--- Your instructions ---
In the material below, list every line carrying the string "Capas".

-------- Supplied data

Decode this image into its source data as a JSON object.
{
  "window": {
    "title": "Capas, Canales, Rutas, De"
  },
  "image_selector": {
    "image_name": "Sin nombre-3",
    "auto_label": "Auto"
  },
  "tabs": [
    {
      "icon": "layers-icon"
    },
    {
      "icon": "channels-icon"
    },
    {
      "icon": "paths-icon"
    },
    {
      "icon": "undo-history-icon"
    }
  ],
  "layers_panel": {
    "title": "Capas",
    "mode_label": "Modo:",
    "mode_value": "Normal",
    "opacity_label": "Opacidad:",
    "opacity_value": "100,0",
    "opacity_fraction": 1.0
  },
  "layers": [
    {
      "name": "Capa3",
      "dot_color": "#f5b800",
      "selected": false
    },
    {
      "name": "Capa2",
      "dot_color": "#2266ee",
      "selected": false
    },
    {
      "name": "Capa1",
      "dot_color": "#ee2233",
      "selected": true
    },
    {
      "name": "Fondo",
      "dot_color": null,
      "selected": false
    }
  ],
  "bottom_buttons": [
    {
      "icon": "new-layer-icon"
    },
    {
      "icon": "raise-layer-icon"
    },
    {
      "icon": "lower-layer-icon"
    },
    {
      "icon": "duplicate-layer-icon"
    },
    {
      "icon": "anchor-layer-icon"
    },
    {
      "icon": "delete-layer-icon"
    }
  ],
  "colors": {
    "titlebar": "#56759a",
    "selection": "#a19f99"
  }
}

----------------

--- The answer ---
    "title": "Capas, Canales, Rutas, De"
    "title": "Capas",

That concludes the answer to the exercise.